Reitano decided to run for judge after an experience in the courtroom: in mid-December 2020, while COVID cases in LA County jails were spiking, a judge put one of her clients in custody to punish him for showing up late to court. Reitano says she lost sleep over the situation. She looked into how that person became a judge and learned that he had been elected. Initially she encouraged others to run for office, but realized that she was no different than those she was encouraging. “I deserve a seat at the table.”
Lashley-Haynes, candidate for Office No. 67, has invested her time outside of the courtroom advocating for those who need help. She served on the national board of the National Legal Aid & Defender Association — a nonprofit founded in 1911, dedicated to providing legal services to people from low-income communities and protecting the rights of the oppressed. Lashley-Haynes is also involved at a local level, she coordinated a hot meal program for a local charter school, and organized a gift drive for unaccompanied children in detention camps during the Trump administration. She says her passion for advocacy inspired her to run for a seat as a Superior Court judge. “I also decided I was going to remain really true to myself. … For me, that consists of a lot of community building, and getting out there in the community meeting people… I’m not going to go around, you know, hounding big money people for giant donations.”
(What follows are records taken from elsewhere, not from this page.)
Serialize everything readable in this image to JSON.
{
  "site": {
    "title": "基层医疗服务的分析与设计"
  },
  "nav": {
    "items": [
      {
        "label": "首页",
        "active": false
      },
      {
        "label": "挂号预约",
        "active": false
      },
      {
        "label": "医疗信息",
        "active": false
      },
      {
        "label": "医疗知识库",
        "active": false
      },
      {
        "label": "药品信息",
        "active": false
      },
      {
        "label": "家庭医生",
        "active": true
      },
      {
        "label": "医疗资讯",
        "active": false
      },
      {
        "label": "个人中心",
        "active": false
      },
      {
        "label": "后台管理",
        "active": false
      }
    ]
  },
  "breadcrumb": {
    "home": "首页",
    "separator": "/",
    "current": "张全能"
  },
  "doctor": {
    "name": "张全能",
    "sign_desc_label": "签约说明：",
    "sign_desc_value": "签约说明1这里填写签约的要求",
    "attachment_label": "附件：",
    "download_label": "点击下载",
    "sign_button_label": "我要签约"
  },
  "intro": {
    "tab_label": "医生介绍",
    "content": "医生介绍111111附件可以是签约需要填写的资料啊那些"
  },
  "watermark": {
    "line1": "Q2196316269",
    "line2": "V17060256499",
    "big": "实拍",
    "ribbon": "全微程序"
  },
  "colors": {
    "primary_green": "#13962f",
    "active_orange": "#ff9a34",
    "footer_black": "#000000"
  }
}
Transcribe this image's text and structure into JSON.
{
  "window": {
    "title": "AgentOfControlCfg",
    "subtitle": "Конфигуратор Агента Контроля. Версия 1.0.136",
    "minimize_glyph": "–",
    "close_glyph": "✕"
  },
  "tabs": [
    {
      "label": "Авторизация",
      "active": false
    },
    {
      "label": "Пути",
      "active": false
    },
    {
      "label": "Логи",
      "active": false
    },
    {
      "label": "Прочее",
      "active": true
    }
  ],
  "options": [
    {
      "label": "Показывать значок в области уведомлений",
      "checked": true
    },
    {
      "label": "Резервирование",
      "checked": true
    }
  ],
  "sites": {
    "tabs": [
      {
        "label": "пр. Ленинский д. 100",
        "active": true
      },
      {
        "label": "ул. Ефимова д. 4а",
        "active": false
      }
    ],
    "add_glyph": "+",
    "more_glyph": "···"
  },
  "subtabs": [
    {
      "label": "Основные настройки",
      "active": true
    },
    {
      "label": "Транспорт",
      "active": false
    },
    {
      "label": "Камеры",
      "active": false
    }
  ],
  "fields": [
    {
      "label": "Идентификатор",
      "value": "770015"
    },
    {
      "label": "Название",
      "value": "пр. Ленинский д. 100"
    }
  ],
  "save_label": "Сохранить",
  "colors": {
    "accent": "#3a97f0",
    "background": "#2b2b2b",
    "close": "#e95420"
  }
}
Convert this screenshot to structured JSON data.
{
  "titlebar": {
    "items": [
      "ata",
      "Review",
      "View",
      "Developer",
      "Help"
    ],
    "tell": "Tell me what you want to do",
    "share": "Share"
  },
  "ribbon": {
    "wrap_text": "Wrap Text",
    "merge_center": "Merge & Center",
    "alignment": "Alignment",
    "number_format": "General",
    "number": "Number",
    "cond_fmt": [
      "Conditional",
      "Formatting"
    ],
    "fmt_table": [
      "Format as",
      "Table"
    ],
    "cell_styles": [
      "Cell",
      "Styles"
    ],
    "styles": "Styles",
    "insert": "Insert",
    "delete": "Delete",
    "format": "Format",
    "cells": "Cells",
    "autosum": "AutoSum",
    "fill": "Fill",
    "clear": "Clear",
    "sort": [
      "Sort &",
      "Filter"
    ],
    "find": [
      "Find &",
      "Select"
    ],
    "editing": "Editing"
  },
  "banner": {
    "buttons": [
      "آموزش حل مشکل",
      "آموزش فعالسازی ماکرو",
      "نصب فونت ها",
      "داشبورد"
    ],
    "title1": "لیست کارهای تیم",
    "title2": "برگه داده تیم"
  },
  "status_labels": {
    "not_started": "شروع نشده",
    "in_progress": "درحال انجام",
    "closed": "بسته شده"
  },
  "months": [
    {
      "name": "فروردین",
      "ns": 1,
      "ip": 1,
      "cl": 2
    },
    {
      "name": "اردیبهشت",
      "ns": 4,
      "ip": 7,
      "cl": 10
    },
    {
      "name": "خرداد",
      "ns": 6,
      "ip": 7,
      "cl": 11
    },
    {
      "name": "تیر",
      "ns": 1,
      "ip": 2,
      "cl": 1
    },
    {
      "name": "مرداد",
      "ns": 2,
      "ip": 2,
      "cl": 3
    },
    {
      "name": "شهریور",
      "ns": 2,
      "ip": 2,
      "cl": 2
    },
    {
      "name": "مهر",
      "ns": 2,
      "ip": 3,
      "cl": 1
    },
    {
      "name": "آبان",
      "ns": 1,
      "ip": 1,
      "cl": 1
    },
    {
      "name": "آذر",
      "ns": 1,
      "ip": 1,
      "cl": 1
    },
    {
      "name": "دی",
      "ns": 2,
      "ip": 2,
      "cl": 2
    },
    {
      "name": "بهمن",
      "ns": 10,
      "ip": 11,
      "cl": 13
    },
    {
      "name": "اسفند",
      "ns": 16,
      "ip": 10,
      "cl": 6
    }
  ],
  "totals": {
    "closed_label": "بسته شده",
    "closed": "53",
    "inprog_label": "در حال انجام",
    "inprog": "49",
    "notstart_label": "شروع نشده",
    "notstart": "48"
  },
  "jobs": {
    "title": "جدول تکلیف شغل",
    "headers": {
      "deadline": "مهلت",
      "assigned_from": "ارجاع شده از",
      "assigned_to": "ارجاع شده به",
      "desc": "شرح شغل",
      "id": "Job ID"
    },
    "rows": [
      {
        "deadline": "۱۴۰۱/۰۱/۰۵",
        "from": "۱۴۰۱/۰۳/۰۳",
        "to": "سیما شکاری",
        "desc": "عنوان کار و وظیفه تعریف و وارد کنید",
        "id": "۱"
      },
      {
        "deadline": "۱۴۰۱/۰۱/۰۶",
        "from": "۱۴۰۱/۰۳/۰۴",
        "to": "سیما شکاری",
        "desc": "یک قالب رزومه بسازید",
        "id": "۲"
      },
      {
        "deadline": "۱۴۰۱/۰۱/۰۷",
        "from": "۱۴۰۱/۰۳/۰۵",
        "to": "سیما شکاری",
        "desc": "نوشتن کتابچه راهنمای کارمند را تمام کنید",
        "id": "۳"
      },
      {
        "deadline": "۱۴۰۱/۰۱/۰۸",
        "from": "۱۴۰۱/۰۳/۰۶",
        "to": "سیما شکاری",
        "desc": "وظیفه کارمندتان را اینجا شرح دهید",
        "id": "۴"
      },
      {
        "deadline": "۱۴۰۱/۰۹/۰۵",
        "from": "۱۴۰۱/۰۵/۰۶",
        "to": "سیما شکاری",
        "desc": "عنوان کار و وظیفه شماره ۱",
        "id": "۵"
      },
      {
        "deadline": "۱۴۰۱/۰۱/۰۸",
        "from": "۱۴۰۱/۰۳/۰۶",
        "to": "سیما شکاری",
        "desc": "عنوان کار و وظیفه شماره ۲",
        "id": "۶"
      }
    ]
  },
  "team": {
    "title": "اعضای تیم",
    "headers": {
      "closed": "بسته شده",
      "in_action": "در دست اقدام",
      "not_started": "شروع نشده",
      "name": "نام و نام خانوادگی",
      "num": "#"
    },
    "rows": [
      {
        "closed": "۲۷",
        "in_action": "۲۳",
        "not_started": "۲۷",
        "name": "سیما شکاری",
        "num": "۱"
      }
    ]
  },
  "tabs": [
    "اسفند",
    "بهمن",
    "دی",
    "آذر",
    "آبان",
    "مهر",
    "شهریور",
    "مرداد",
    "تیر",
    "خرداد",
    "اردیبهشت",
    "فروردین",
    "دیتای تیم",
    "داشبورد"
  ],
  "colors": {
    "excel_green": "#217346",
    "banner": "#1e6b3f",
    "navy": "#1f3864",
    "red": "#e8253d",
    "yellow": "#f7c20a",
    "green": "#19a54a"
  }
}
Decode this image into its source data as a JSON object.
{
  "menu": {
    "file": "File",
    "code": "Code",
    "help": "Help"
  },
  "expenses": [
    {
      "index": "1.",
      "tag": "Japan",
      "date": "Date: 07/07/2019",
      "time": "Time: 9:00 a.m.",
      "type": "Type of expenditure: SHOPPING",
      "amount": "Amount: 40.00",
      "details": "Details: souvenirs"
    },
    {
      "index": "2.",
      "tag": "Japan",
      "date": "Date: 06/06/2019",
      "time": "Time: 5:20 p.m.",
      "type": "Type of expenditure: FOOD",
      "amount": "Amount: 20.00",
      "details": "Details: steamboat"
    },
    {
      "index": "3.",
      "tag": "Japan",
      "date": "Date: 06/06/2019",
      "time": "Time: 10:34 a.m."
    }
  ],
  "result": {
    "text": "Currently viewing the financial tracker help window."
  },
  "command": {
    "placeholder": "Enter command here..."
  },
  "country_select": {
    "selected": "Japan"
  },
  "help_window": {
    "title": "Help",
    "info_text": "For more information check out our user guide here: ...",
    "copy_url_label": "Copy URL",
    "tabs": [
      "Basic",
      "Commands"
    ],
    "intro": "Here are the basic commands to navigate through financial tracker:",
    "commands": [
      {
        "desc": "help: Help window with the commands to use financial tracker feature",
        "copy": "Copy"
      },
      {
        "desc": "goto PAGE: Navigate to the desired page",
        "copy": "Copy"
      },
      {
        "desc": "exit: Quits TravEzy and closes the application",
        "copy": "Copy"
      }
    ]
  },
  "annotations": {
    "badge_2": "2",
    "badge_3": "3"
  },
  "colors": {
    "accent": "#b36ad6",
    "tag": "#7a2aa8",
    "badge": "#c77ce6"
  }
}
Biased judges can wield power irresponsibly, but fair judges can use that power for community good. Park advocates for expanding and funding diversion programs. She says the purpose of diversion is to address the root issues of what causes people to violate the law. “If [the defendant] has a substance abuse issue, diversion can involve rehabilitation; if they have anger issues, they can be sent to anger management courses.”
Reitano agrees. Many of her current clients struggle with mental health issues and benefit from diversion programs. Reitano believes that an increased use of court-ordered diversions would create enough demand to fund more mental health options and address the underlying causes of crime. “Otherwise,” says Reitano, “This won’t go away no matter how many people you arrest.”
The public often skips voting for judicial seats, but Hancock, Lashley-Haynes, Reitano, and Park urge voters to think about the judges that they’re electing and make a choice. “This is the only time that the people have to participate in the judicial process,” says Reitano. “It could be a big deal.”
CORRECTION 3/15/21: A previous version of this article stated that Reitano decided to run after a judge put one of her clients in custody to punish him for showing up late to a trial.